top of page

Echar Montón, México

We are so happy to be involved in a project that questions the way we nourish ourselves. We know that we can discover thousands of stories behind the food system, through what we eat. We can see our path, our history as humanity, we can create new ways of caring and we can even imagine different futures together. A way of all coming together, eating what is good for Mother Earth and for us.

We live in different parts of México, so it is complicated for us to imagine it as only one territory or even one country. We have so much diversity across this land known as México that it is impossible to identify only with one. It is like we have been living in different cultures; with different languages, climates, soils, and animals, which also have within them the most delicious and diverse food and cooking techniques. We’ve learnt through our experience that we can identify with specific cultures instead of only one country. Since then we intimately enjoy every single part we visit.

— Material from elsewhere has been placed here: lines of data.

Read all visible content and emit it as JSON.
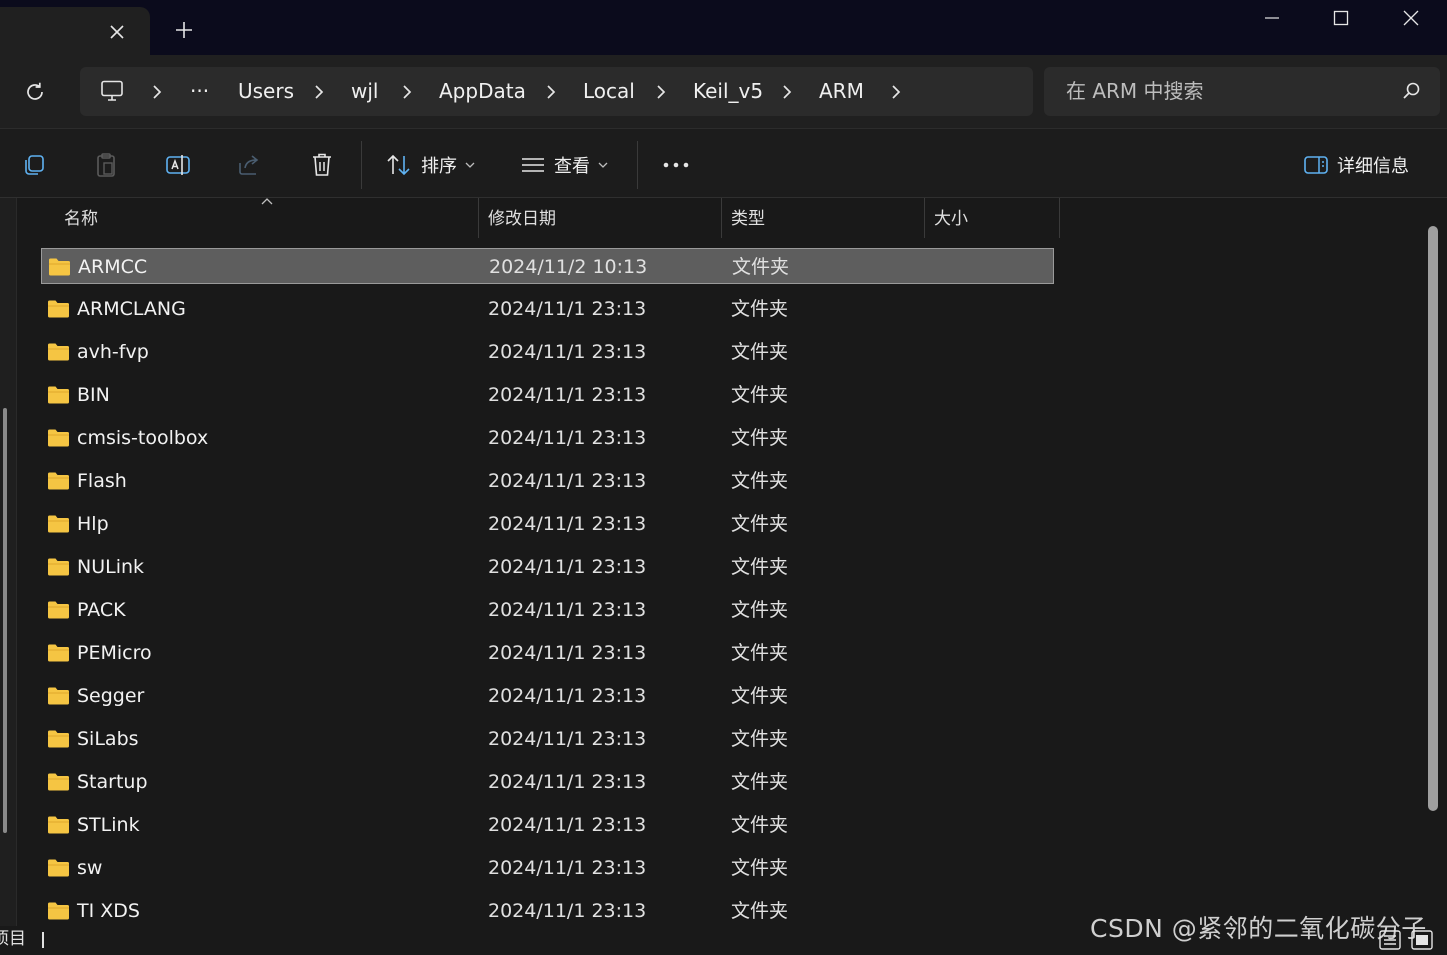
{
  "titlebar": {
    "tab_close": "close-icon",
    "new_tab": "plus-icon",
    "controls": [
      "minimize",
      "maximize",
      "close"
    ]
  },
  "breadcrumb": {
    "items": [
      "Users",
      "wjl",
      "AppData",
      "Local",
      "Keil_v5",
      "ARM"
    ],
    "overflow": "···"
  },
  "search": {
    "placeholder": "在 ARM 中搜索"
  },
  "toolbar": {
    "sort_label": "排序",
    "view_label": "查看",
    "more_label": "···",
    "details_label": "详细信息"
  },
  "columns": {
    "name": "名称",
    "modified": "修改日期",
    "type": "类型",
    "size": "大小"
  },
  "files": [
    {
      "name": "ARMCC",
      "modified": "2024/11/2 10:13",
      "type": "文件夹",
      "selected": true
    },
    {
      "name": "ARMCLANG",
      "modified": "2024/11/1 23:13",
      "type": "文件夹"
    },
    {
      "name": "avh-fvp",
      "modified": "2024/11/1 23:13",
      "type": "文件夹"
    },
    {
      "name": "BIN",
      "modified": "2024/11/1 23:13",
      "type": "文件夹"
    },
    {
      "name": "cmsis-toolbox",
      "modified": "2024/11/1 23:13",
      "type": "文件夹"
    },
    {
      "name": "Flash",
      "modified": "2024/11/1 23:13",
      "type": "文件夹"
    },
    {
      "name": "Hlp",
      "modified": "2024/11/1 23:13",
      "type": "文件夹"
    },
    {
      "name": "NULink",
      "modified": "2024/11/1 23:13",
      "type": "文件夹"
    },
    {
      "name": "PACK",
      "modified": "2024/11/1 23:13",
      "type": "文件夹"
    },
    {
      "name": "PEMicro",
      "modified": "2024/11/1 23:13",
      "type": "文件夹"
    },
    {
      "name": "Segger",
      "modified": "2024/11/1 23:13",
      "type": "文件夹"
    },
    {
      "name": "SiLabs",
      "modified": "2024/11/1 23:13",
      "type": "文件夹"
    },
    {
      "name": "Startup",
      "modified": "2024/11/1 23:13",
      "type": "文件夹"
    },
    {
      "name": "STLink",
      "modified": "2024/11/1 23:13",
      "type": "文件夹"
    },
    {
      "name": "sw",
      "modified": "2024/11/1 23:13",
      "type": "文件夹"
    },
    {
      "name": "TI XDS",
      "modified": "2024/11/1 23:13",
      "type": "文件夹"
    }
  ],
  "status": {
    "text": "项目"
  },
  "watermark": "CSDN @紧邻的二氧化碳分子",
  "colors": {
    "folder": "#f5c543",
    "selected_bg": "#5e5e5e",
    "background": "#191919"
  }
}
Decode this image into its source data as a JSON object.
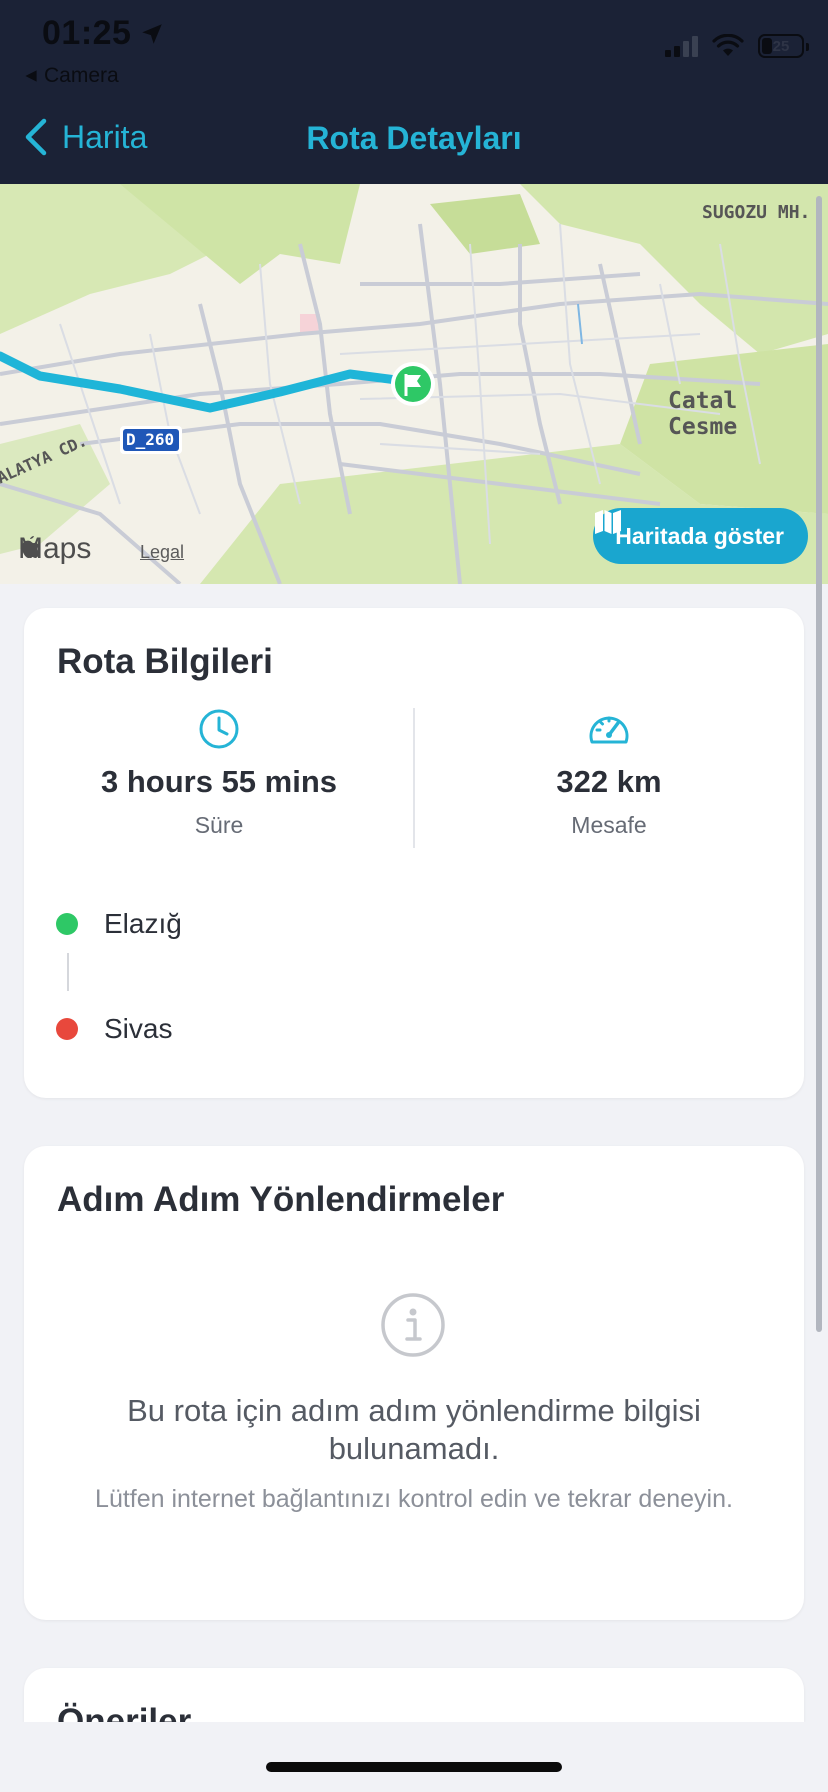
{
  "status_bar": {
    "time": "01:25",
    "back_app": "Camera",
    "battery": "25"
  },
  "nav": {
    "back_label": "Harita",
    "title": "Rota Detayları"
  },
  "map": {
    "labels": {
      "district_1": "SUGOZU MH.",
      "district_2_line1": "Catal",
      "district_2_line2": "Cesme",
      "road_shield": "D_260",
      "street": "ALATYA CD."
    },
    "provider": "Maps",
    "legal": "Legal",
    "show_button": "Haritada göster",
    "route_color": "#1fb5d8",
    "marker_color": "#2ec866"
  },
  "route_info": {
    "title": "Rota Bilgileri",
    "duration": {
      "value": "3 hours 55 mins",
      "label": "Süre"
    },
    "distance": {
      "value": "322 km",
      "label": "Mesafe"
    },
    "origin": {
      "name": "Elazığ",
      "color": "#2ec866"
    },
    "destination": {
      "name": "Sivas",
      "color": "#e8483c"
    }
  },
  "directions": {
    "title": "Adım Adım Yönlendirmeler",
    "empty_message": "Bu rota için adım adım yönlendirme bilgisi bulunamadı.",
    "empty_hint": "Lütfen internet bağlantınızı kontrol edin ve tekrar deneyin."
  },
  "suggestions": {
    "title": "Öneriler"
  },
  "colors": {
    "accent": "#25b4d6",
    "header_bg": "#1b2236",
    "page_bg": "#f1f2f6"
  }
}
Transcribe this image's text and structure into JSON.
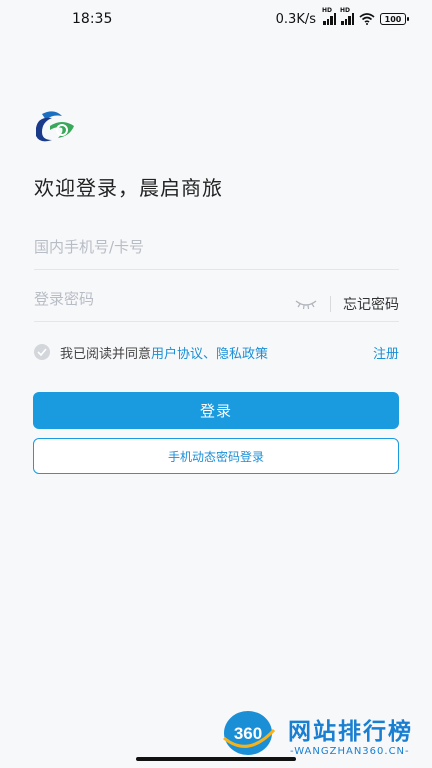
{
  "status_bar": {
    "time": "18:35",
    "net_speed": "0.3K/s",
    "signal_label": "HD",
    "battery": "100"
  },
  "login": {
    "welcome": "欢迎登录，晨启商旅",
    "phone_placeholder": "国内手机号/卡号",
    "password_placeholder": "登录密码",
    "forgot_password": "忘记密码",
    "agree_prefix": "我已阅读并同意",
    "user_agreement": "用户协议",
    "separator": "、",
    "privacy_policy": "隐私政策",
    "register": "注册",
    "login_button": "登录",
    "sms_login_button": "手机动态密码登录"
  },
  "watermark": {
    "logo_text": "360",
    "title": "网站排行榜",
    "subtitle": "-WANGZHAN360.CN-"
  },
  "colors": {
    "accent": "#1a9be0",
    "link": "#1a8fd6",
    "background": "#f7f8fa"
  }
}
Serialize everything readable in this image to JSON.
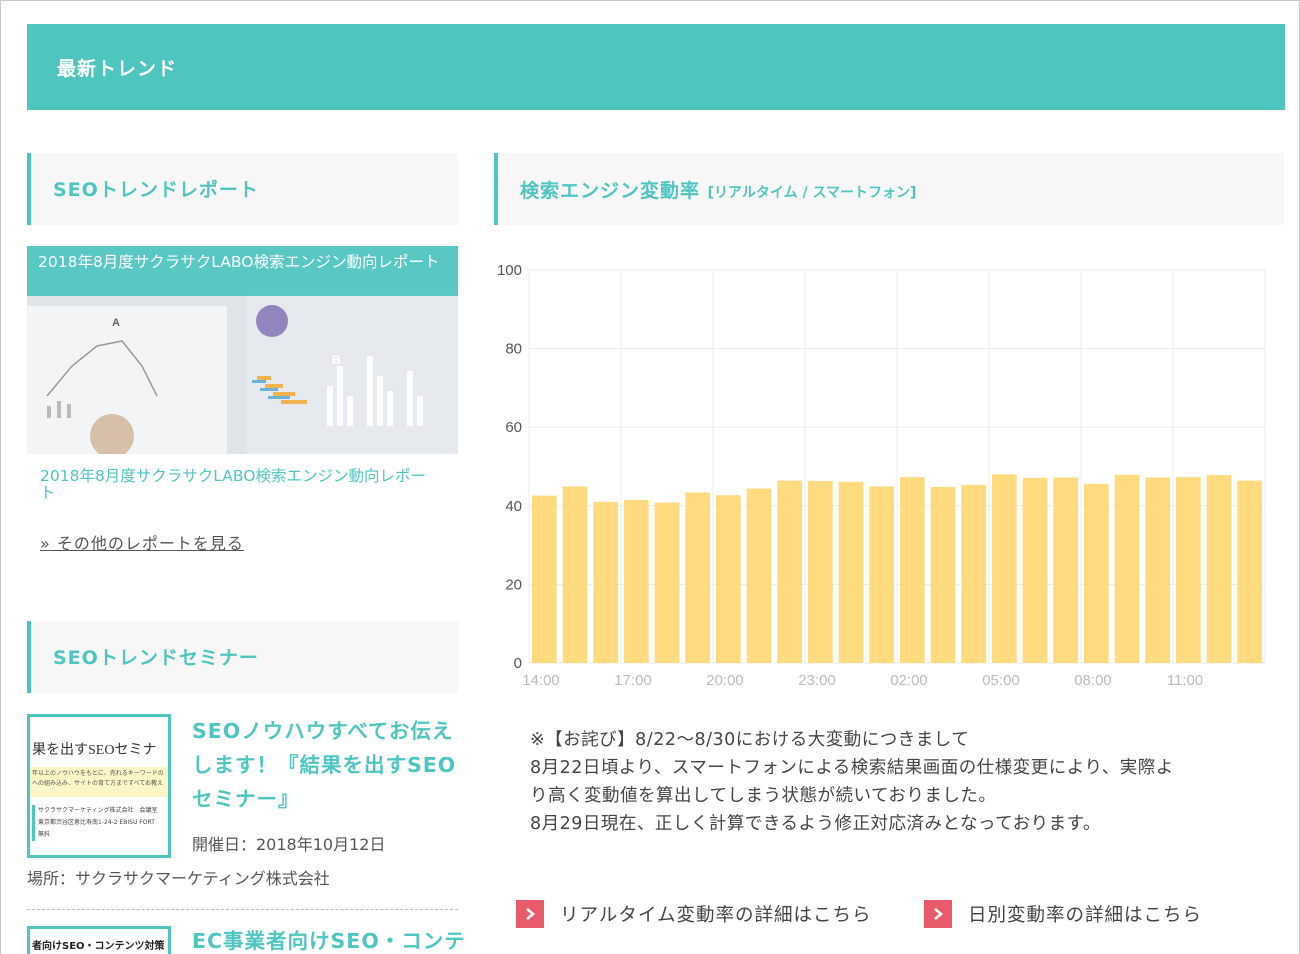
{
  "banner": {
    "title": "最新トレンド"
  },
  "report_section": {
    "title": "SEOトレンドレポート",
    "card_caption": "2018年8月度サクラサクLABO検索エンジン動向レポート",
    "card_link": "2018年8月度サクラサクLABO検索エンジン動向レポート",
    "more_link": "» その他のレポートを見る"
  },
  "seminar_section": {
    "title": "SEOトレンドセミナー",
    "items": [
      {
        "title": "SEOノウハウすべてお伝えします！『結果を出すSEOセミナー』",
        "date": "開催日：2018年10月12日",
        "place": "場所：サクラサクマーケティング株式会社",
        "thumb_title": "果を出すSEOセミナ",
        "thumb_lines": [
          "年以上のノウハウをもとに、売れるキーワードの",
          "への組み込み、サイトの育て方まですべてお教え",
          "サクラサクマーケティング株式会社　会議室",
          "東京都渋谷区恵比寿南1-24-2 EBISU FORT",
          "無料"
        ]
      },
      {
        "title": "EC事業者向けSEO・コンテ",
        "thumb_title": "者向けSEO・コンテンツ対策"
      }
    ]
  },
  "chart_section": {
    "title": "検索エンジン変動率",
    "subtitle": "[リアルタイム / スマートフォン]"
  },
  "chart_data": {
    "type": "bar",
    "ylim": [
      0,
      100
    ],
    "y_ticks": [
      "0",
      "20",
      "40",
      "60",
      "80",
      "100"
    ],
    "x_tick_labels": [
      "14:00",
      "17:00",
      "20:00",
      "23:00",
      "02:00",
      "05:00",
      "08:00",
      "11:00"
    ],
    "values": [
      42.6,
      44.9,
      41.0,
      41.5,
      40.8,
      43.4,
      42.7,
      44.4,
      46.4,
      46.3,
      46.1,
      44.9,
      47.3,
      44.8,
      45.3,
      48.0,
      47.1,
      47.2,
      45.6,
      47.9,
      47.2,
      47.3,
      47.8,
      46.4
    ],
    "bar_color": "#ffd877",
    "grid": true,
    "legend": "none"
  },
  "notice": {
    "lines": [
      "※【お詫び】8/22〜8/30における大変動につきまして",
      "8月22日頃より、スマートフォンによる検索結果画面の仕様変更により、実際よ",
      "り高く変動値を算出してしまう状態が続いておりました。",
      "8月29日現在、正しく計算できるよう修正対応済みとなっております。"
    ]
  },
  "links": {
    "realtime": "リアルタイム変動率の詳細はこちら",
    "daily": "日別変動率の詳細はこちら"
  },
  "colors": {
    "accent": "#4fc5c0",
    "bar": "#ffd877",
    "cta": "#e85b6b"
  }
}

We were born in Mexico City, and we know that our city’s story is one of the most complex and sad in the world. Our city – once called the navel of the moon – used to be a water network that connected people from the desert to the highland forests; from the shrubland, to the cloud forests, and the tropical jungles. Stories are remembered from a time when everything, from spices to turquoise, moved through the waters that surrounded Tenochtitlan to reach distant places across the territory. The people that lived there were a water culture, everything was surrounded by water. The rivers were terraced, the lakes had major causeways, and the major food system was managed through natural and artificial wetlands with a technology called chinampas, which means enclosed by reeds.

It took 500 years of a conception of progress to dry our city, colonized by a culture that does not seem to understand its connection to water and which has generated the highest demographic concentration in our country. It is only because of the people that live in the outskirts of the city that we can all eat, as they have remained the guardians of ancient knowledges, seeds, and practices – keeping alive a reciprocal relationship with the land. It is important to connect with these different understandings and most important to protect, promote, and offer gratitude to them.

In order to introduce the people that hold the knowledge of food systems to those living in the city, we are creating an exhibition in a museum.

The museum is a way of presenting the art of those people who remain close to the land and those that provide food to the city. In our visit to Milpa Alta, what stood out to us as the most beautiful thing were the women who expressed how they inhabit their lives as a resistance to colonialism.

With them, we are co-creating the conditions to design a beautiful installation in the museum on the food they produce, the techniques they use, and the recipes they have conserved for all these years. In Spanish, the place is called Milpa Alta, where Milpa is a biodiverse plot of corn, beans, amaranth, squash, chili and many more plants, whilst Alta means high. In Nahuatl, the place is named Malacachtepec Momoxco, which means place of hills surrounded by shrines. The conception of shrine is related to the ancient terraced fields bordered by eight volcanoes. The name itself tells a story about the importance of their place.

Chemuku, a friend from the Fork to Farm project running a dialogue in Coastal Kenya, relayed how important it was to keep seeds, so we can use them to sing to the land and bring back the water to the crops. Maybe we cannot bring back the living water to Mexico City, but we can still sing to the land and be grateful to her.

We are encouraged to find new stories that can bring us closer to emulating a coherent way of living, that of the people that remain close to the land. We are encouraged to share it through art to the people of the city so that we can create a free space to generate movements that shape the structures and communities in which we inhabit, such that caring for each other and the territory we live on becomes the priority.

We believe in foods themselves telling us many stories: the stories of the heavens, the winds and rains that nurtured them, the stories of the soils that sustain them, the stories of every other plant and animal that shared time with them, and the stories of the people, their practices and dreams that took care of them.

241 views17 comments
bottom of page